WORK REQUEST: Copy the records below exactly, leaving out any pictures.

Page and application data records:
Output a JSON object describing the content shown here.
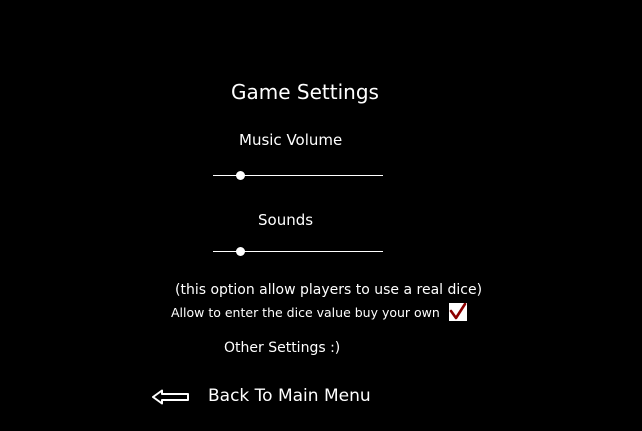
{
  "screen": {
    "title": "Game Settings",
    "background_color": "#000000",
    "text_color": "#ffffff"
  },
  "music": {
    "label": "Music Volume",
    "level": 0.16
  },
  "sounds": {
    "label": "Sounds",
    "level": 0.16
  },
  "dice_option": {
    "hint": "(this option allow players to use  a real dice)",
    "label": "Allow to enter the dice value  buy your own",
    "checked": true,
    "check_color": "#8b0000",
    "check_icon": "checkmark-icon"
  },
  "other_settings": {
    "label": "Other Settings :)"
  },
  "back": {
    "label": "Back To Main Menu",
    "icon": "left-arrow-icon"
  }
}
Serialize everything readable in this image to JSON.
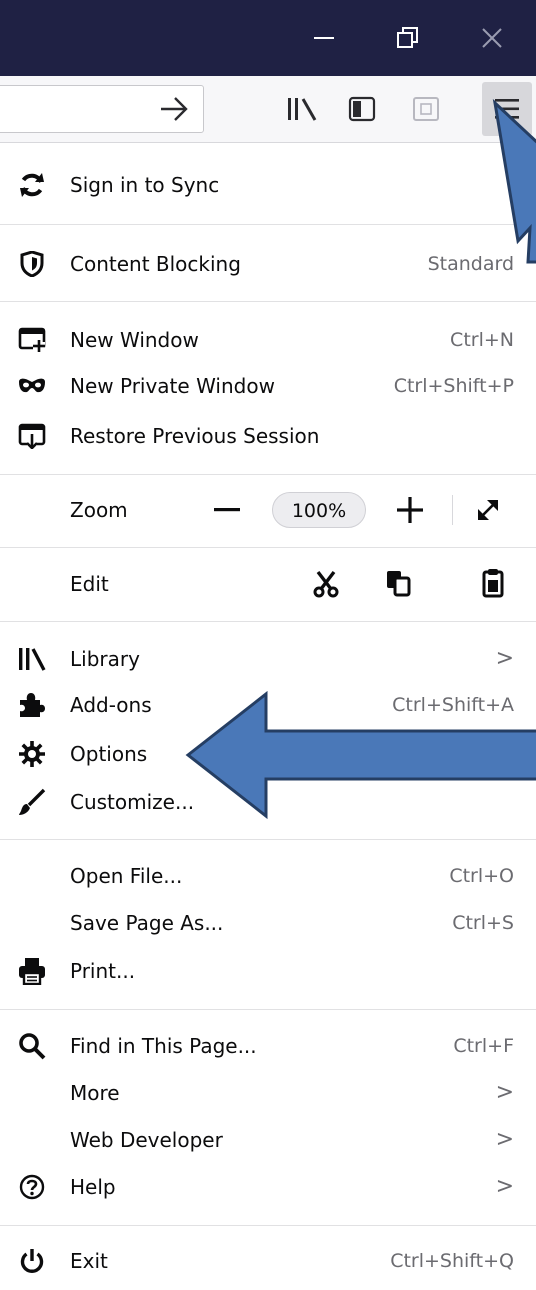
{
  "window": {
    "controls": [
      "minimize-icon",
      "restore-icon",
      "close-icon"
    ]
  },
  "toolbar": {
    "url_forward_icon": "arrow-right-icon",
    "icons": [
      "library-icon",
      "sidebar-icon",
      "pocket-icon",
      "hamburger-menu-icon"
    ]
  },
  "menu": {
    "sync": {
      "label": "Sign in to Sync",
      "icon": "sync-icon"
    },
    "content_blocking": {
      "label": "Content Blocking",
      "value": "Standard",
      "icon": "shield-icon"
    },
    "new_window": {
      "label": "New Window",
      "shortcut": "Ctrl+N",
      "icon": "new-window-icon"
    },
    "new_private_window": {
      "label": "New Private Window",
      "shortcut": "Ctrl+Shift+P",
      "icon": "private-mask-icon"
    },
    "restore_session": {
      "label": "Restore Previous Session",
      "icon": "restore-session-icon"
    },
    "zoom": {
      "label": "Zoom",
      "value": "100%"
    },
    "edit": {
      "label": "Edit"
    },
    "library": {
      "label": "Library",
      "chevron": ">",
      "icon": "library-icon"
    },
    "addons": {
      "label": "Add-ons",
      "shortcut": "Ctrl+Shift+A",
      "icon": "puzzle-icon"
    },
    "options": {
      "label": "Options",
      "icon": "gear-icon"
    },
    "customize": {
      "label": "Customize...",
      "icon": "paintbrush-icon"
    },
    "open_file": {
      "label": "Open File...",
      "shortcut": "Ctrl+O"
    },
    "save_page": {
      "label": "Save Page As...",
      "shortcut": "Ctrl+S"
    },
    "print": {
      "label": "Print...",
      "icon": "printer-icon"
    },
    "find": {
      "label": "Find in This Page...",
      "shortcut": "Ctrl+F",
      "icon": "search-icon"
    },
    "more": {
      "label": "More",
      "chevron": ">"
    },
    "web_developer": {
      "label": "Web Developer",
      "chevron": ">"
    },
    "help": {
      "label": "Help",
      "chevron": ">",
      "icon": "help-icon"
    },
    "exit": {
      "label": "Exit",
      "shortcut": "Ctrl+Shift+Q",
      "icon": "power-icon"
    }
  },
  "colors": {
    "titlebar": "#1f2144",
    "annotation_arrow": "#4a78b8",
    "annotation_outline": "#253e63"
  }
}
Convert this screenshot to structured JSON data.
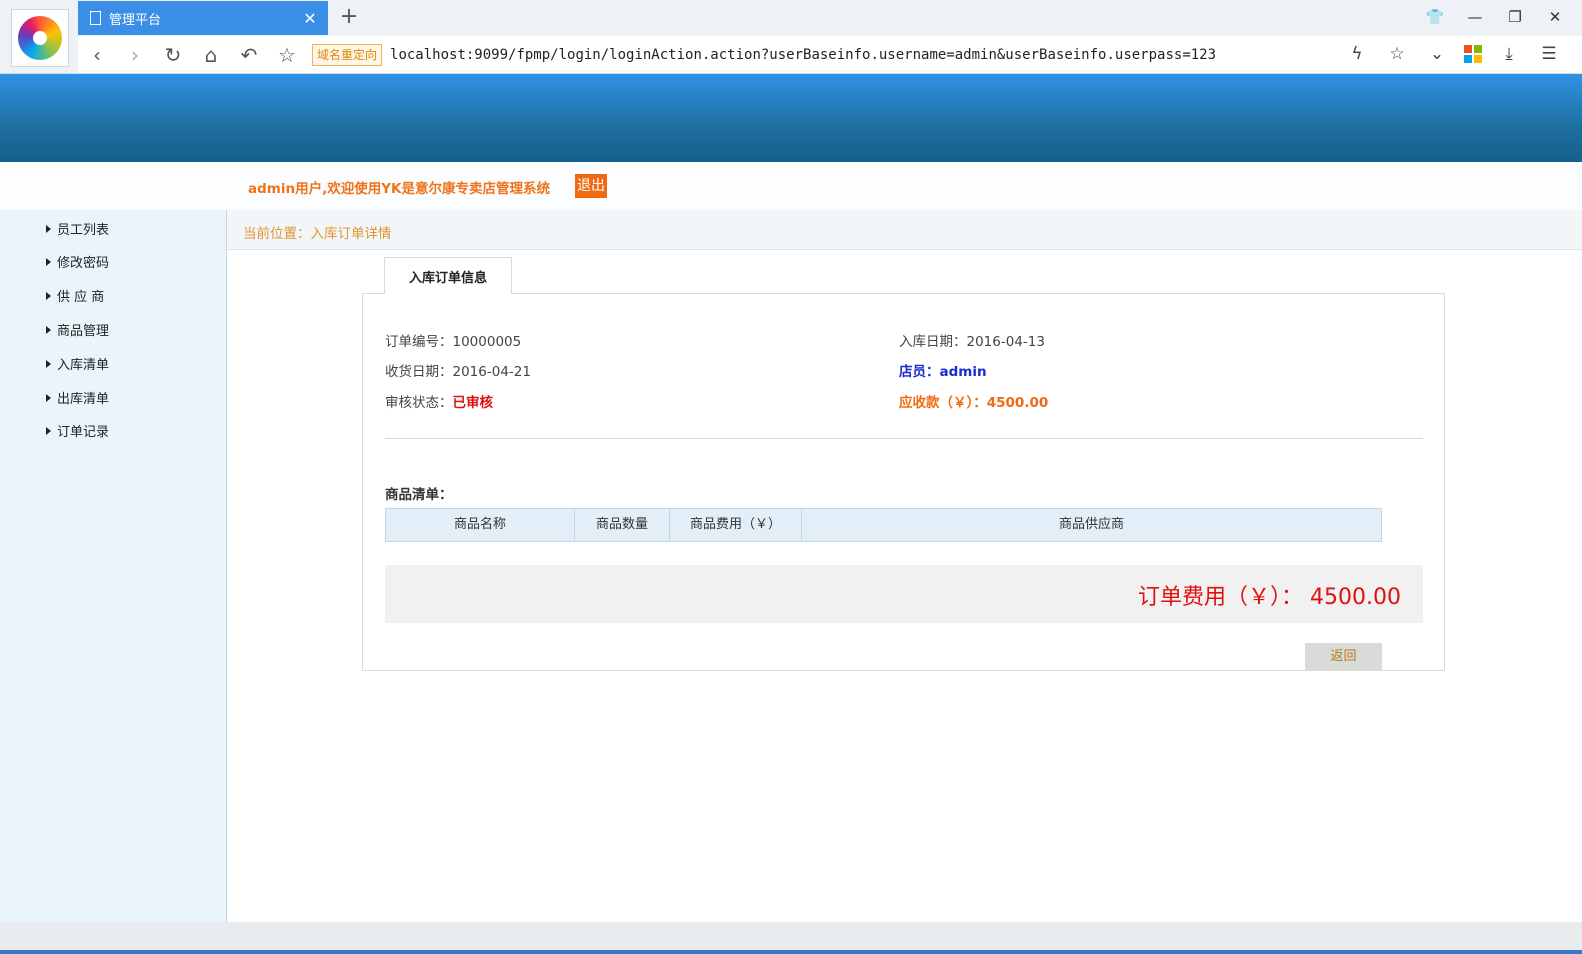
{
  "browser": {
    "tab_title": "管理平台",
    "tab_close": "✕",
    "new_tab": "+",
    "redirect_badge": "域名重定向",
    "url": "localhost:9099/fpmp/login/loginAction.action?userBaseinfo.username=admin&userBaseinfo.userpass=123",
    "icons": [
      "back-icon",
      "forward-icon",
      "reload-icon",
      "home-icon",
      "undo-icon",
      "star-icon"
    ]
  },
  "header": {
    "welcome": "admin用户,欢迎使用YK是意尔康专卖店管理系统",
    "logout": "退出"
  },
  "sidebar": {
    "items": [
      {
        "label": "员工列表"
      },
      {
        "label": "修改密码"
      },
      {
        "label": "供 应 商"
      },
      {
        "label": "商品管理"
      },
      {
        "label": "入库清单"
      },
      {
        "label": "出库清单"
      },
      {
        "label": "订单记录"
      }
    ]
  },
  "breadcrumb": "当前位置：入库订单详情",
  "panel": {
    "tab_label": "入库订单信息",
    "order_no_label": "订单编号：",
    "order_no": "10000005",
    "receive_date_label": "收货日期：",
    "receive_date": "2016-04-21",
    "audit_label": "审核状态：",
    "audit_status": "已审核",
    "stock_date_label": "入库日期：",
    "stock_date": "2016-04-13",
    "clerk_label": "店员：",
    "clerk": "admin",
    "receivable_label": "应收款（￥）：",
    "receivable": "4500.00",
    "list_title": "商品清单：",
    "columns": [
      "商品名称",
      "商品数量",
      "商品费用（￥）",
      "商品供应商"
    ],
    "total_label": "订单费用（￥）：",
    "total": "4500.00",
    "back_button": "返回"
  },
  "colors": {
    "banner": "#1e6f9f",
    "accent_orange": "#f06a12",
    "status_red": "#e01010",
    "clerk_blue": "#1a2dcf"
  }
}
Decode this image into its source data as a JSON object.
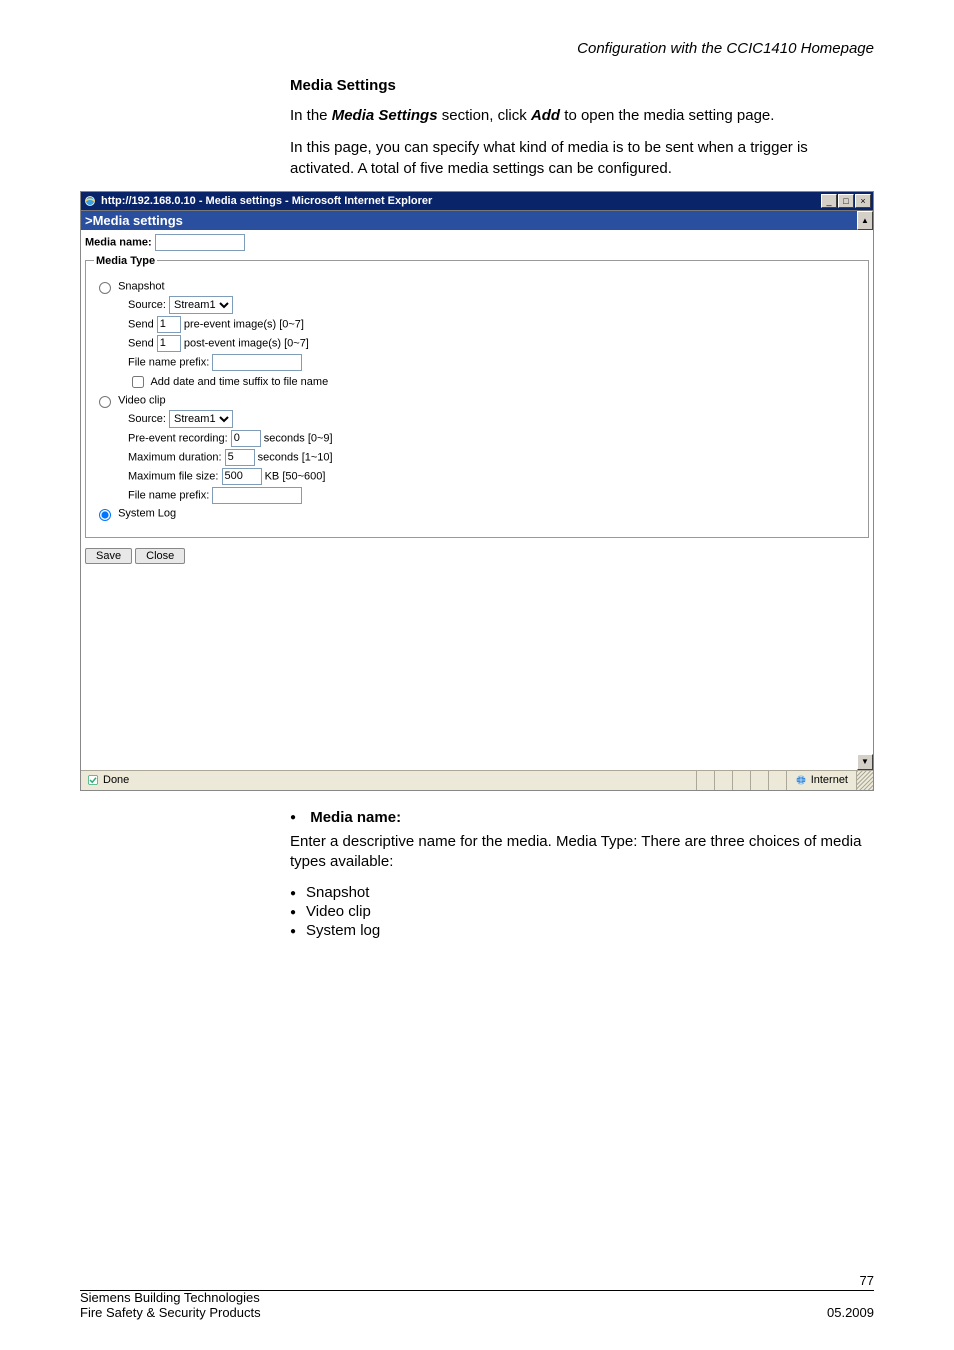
{
  "header": {
    "right": "Configuration with the CCIC1410 Homepage"
  },
  "section": {
    "title": "Media Settings",
    "para1_a": "In the ",
    "para1_b": "Media Settings",
    "para1_c": " section, click ",
    "para1_d": "Add",
    "para1_e": " to open the media setting page.",
    "para2": "In this page, you can specify what kind of media is to be sent when a trigger is activated. A total of five media settings can be configured."
  },
  "ie": {
    "title": "http://192.168.0.10 - Media settings - Microsoft Internet Explorer",
    "blueband": ">Media settings",
    "media_name_label": "Media name:",
    "media_name_value": "",
    "fieldset_legend": "Media Type",
    "snapshot": {
      "label": "Snapshot",
      "source_label": "Source:",
      "source_value": "Stream1",
      "send_label": "Send",
      "pre_value": "1",
      "pre_suffix": "pre-event image(s) [0~7]",
      "post_value": "1",
      "post_suffix": "post-event image(s) [0~7]",
      "prefix_label": "File name prefix:",
      "prefix_value": "",
      "add_dt_label": "Add date and time suffix to file name"
    },
    "video": {
      "label": "Video clip",
      "source_label": "Source:",
      "source_value": "Stream1",
      "prerec_label": "Pre-event recording:",
      "prerec_value": "0",
      "prerec_suffix": "seconds [0~9]",
      "maxdur_label": "Maximum duration:",
      "maxdur_value": "5",
      "maxdur_suffix": "seconds [1~10]",
      "maxsize_label": "Maximum file size:",
      "maxsize_value": "500",
      "maxsize_suffix": "KB [50~600]",
      "prefix_label": "File name prefix:",
      "prefix_value": ""
    },
    "syslog_label": "System Log",
    "buttons": {
      "save": "Save",
      "close": "Close"
    },
    "status": {
      "done": "Done",
      "zone": "Internet"
    }
  },
  "below": {
    "heading": "Media name:",
    "para": "Enter a descriptive name for the media. Media Type: There are three choices of media types available:",
    "items": [
      "Snapshot",
      "Video clip",
      "System log"
    ]
  },
  "footer": {
    "page": "77",
    "left1": "Siemens Building Technologies",
    "left2": "Fire Safety & Security Products",
    "right2": "05.2009"
  }
}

SOLUTION FOR THIS TASK:
Output a JSON object describing the content shown here.
{
  "screen": {
    "title": "Game Settings",
    "background_color": "#000000",
    "text_color": "#ffffff"
  },
  "music": {
    "label": "Music Volume",
    "level": 0.16
  },
  "sounds": {
    "label": "Sounds",
    "level": 0.16
  },
  "dice_option": {
    "hint": "(this option allow players to use  a real dice)",
    "label": "Allow to enter the dice value  buy your own",
    "checked": true,
    "check_color": "#8b0000",
    "check_icon": "checkmark-icon"
  },
  "other_settings": {
    "label": "Other Settings :)"
  },
  "back": {
    "label": "Back To Main Menu",
    "icon": "left-arrow-icon"
  }
}
Serialize everything readable in this image to JSON.
{
  "window": {
    "controls": [
      "minimize-icon",
      "restore-icon",
      "close-icon"
    ]
  },
  "toolbar": {
    "url_forward_icon": "arrow-right-icon",
    "icons": [
      "library-icon",
      "sidebar-icon",
      "pocket-icon",
      "hamburger-menu-icon"
    ]
  },
  "menu": {
    "sync": {
      "label": "Sign in to Sync",
      "icon": "sync-icon"
    },
    "content_blocking": {
      "label": "Content Blocking",
      "value": "Standard",
      "icon": "shield-icon"
    },
    "new_window": {
      "label": "New Window",
      "shortcut": "Ctrl+N",
      "icon": "new-window-icon"
    },
    "new_private_window": {
      "label": "New Private Window",
      "shortcut": "Ctrl+Shift+P",
      "icon": "private-mask-icon"
    },
    "restore_session": {
      "label": "Restore Previous Session",
      "icon": "restore-session-icon"
    },
    "zoom": {
      "label": "Zoom",
      "value": "100%"
    },
    "edit": {
      "label": "Edit"
    },
    "library": {
      "label": "Library",
      "chevron": ">",
      "icon": "library-icon"
    },
    "addons": {
      "label": "Add-ons",
      "shortcut": "Ctrl+Shift+A",
      "icon": "puzzle-icon"
    },
    "options": {
      "label": "Options",
      "icon": "gear-icon"
    },
    "customize": {
      "label": "Customize...",
      "icon": "paintbrush-icon"
    },
    "open_file": {
      "label": "Open File...",
      "shortcut": "Ctrl+O"
    },
    "save_page": {
      "label": "Save Page As...",
      "shortcut": "Ctrl+S"
    },
    "print": {
      "label": "Print...",
      "icon": "printer-icon"
    },
    "find": {
      "label": "Find in This Page...",
      "shortcut": "Ctrl+F",
      "icon": "search-icon"
    },
    "more": {
      "label": "More",
      "chevron": ">"
    },
    "web_developer": {
      "label": "Web Developer",
      "chevron": ">"
    },
    "help": {
      "label": "Help",
      "chevron": ">",
      "icon": "help-icon"
    },
    "exit": {
      "label": "Exit",
      "shortcut": "Ctrl+Shift+Q",
      "icon": "power-icon"
    }
  },
  "colors": {
    "titlebar": "#1f2144",
    "annotation_arrow": "#4a78b8",
    "annotation_outline": "#253e63"
  }
}
Convert this screenshot to structured JSON data.
{
  "browser": {
    "tab_title": "管理平台",
    "tab_close": "✕",
    "new_tab": "+",
    "redirect_badge": "域名重定向",
    "url": "localhost:9099/fpmp/login/loginAction.action?userBaseinfo.username=admin&userBaseinfo.userpass=123",
    "icons": [
      "back-icon",
      "forward-icon",
      "reload-icon",
      "home-icon",
      "undo-icon",
      "star-icon"
    ]
  },
  "header": {
    "welcome": "admin用户,欢迎使用YK是意尔康专卖店管理系统",
    "logout": "退出"
  },
  "sidebar": {
    "items": [
      {
        "label": "员工列表"
      },
      {
        "label": "修改密码"
      },
      {
        "label": "供 应 商"
      },
      {
        "label": "商品管理"
      },
      {
        "label": "入库清单"
      },
      {
        "label": "出库清单"
      },
      {
        "label": "订单记录"
      }
    ]
  },
  "breadcrumb": "当前位置：入库订单详情",
  "panel": {
    "tab_label": "入库订单信息",
    "order_no_label": "订单编号：",
    "order_no": "10000005",
    "receive_date_label": "收货日期：",
    "receive_date": "2016-04-21",
    "audit_label": "审核状态：",
    "audit_status": "已审核",
    "stock_date_label": "入库日期：",
    "stock_date": "2016-04-13",
    "clerk_label": "店员：",
    "clerk": "admin",
    "receivable_label": "应收款（￥）：",
    "receivable": "4500.00",
    "list_title": "商品清单：",
    "columns": [
      "商品名称",
      "商品数量",
      "商品费用（￥）",
      "商品供应商"
    ],
    "total_label": "订单费用（￥）：",
    "total": "4500.00",
    "back_button": "返回"
  },
  "colors": {
    "banner": "#1e6f9f",
    "accent_orange": "#f06a12",
    "status_red": "#e01010",
    "clerk_blue": "#1a2dcf"
  }
}
Decode this image into its source data as a JSON object.
{
  "header": {
    "right": "Configuration with the CCIC1410 Homepage"
  },
  "section": {
    "title": "Media Settings",
    "para1_a": "In the ",
    "para1_b": "Media Settings",
    "para1_c": " section, click ",
    "para1_d": "Add",
    "para1_e": " to open the media setting page.",
    "para2": "In this page, you can specify what kind of media is to be sent when a trigger is activated. A total of five media settings can be configured."
  },
  "ie": {
    "title": "http://192.168.0.10 - Media settings - Microsoft Internet Explorer",
    "blueband": ">Media settings",
    "media_name_label": "Media name:",
    "media_name_value": "",
    "fieldset_legend": "Media Type",
    "snapshot": {
      "label": "Snapshot",
      "source_label": "Source:",
      "source_value": "Stream1",
      "send_label": "Send",
      "pre_value": "1",
      "pre_suffix": "pre-event image(s) [0~7]",
      "post_value": "1",
      "post_suffix": "post-event image(s) [0~7]",
      "prefix_label": "File name prefix:",
      "prefix_value": "",
      "add_dt_label": "Add date and time suffix to file name"
    },
    "video": {
      "label": "Video clip",
      "source_label": "Source:",
      "source_value": "Stream1",
      "prerec_label": "Pre-event recording:",
      "prerec_value": "0",
      "prerec_suffix": "seconds [0~9]",
      "maxdur_label": "Maximum duration:",
      "maxdur_value": "5",
      "maxdur_suffix": "seconds [1~10]",
      "maxsize_label": "Maximum file size:",
      "maxsize_value": "500",
      "maxsize_suffix": "KB [50~600]",
      "prefix_label": "File name prefix:",
      "prefix_value": ""
    },
    "syslog_label": "System Log",
    "buttons": {
      "save": "Save",
      "close": "Close"
    },
    "status": {
      "done": "Done",
      "zone": "Internet"
    }
  },
  "below": {
    "heading": "Media name:",
    "para": "Enter a descriptive name for the media. Media Type: There are three choices of media types available:",
    "items": [
      "Snapshot",
      "Video clip",
      "System log"
    ]
  },
  "footer": {
    "page": "77",
    "left1": "Siemens Building Technologies",
    "left2": "Fire Safety & Security Products",
    "right2": "05.2009"
  }
}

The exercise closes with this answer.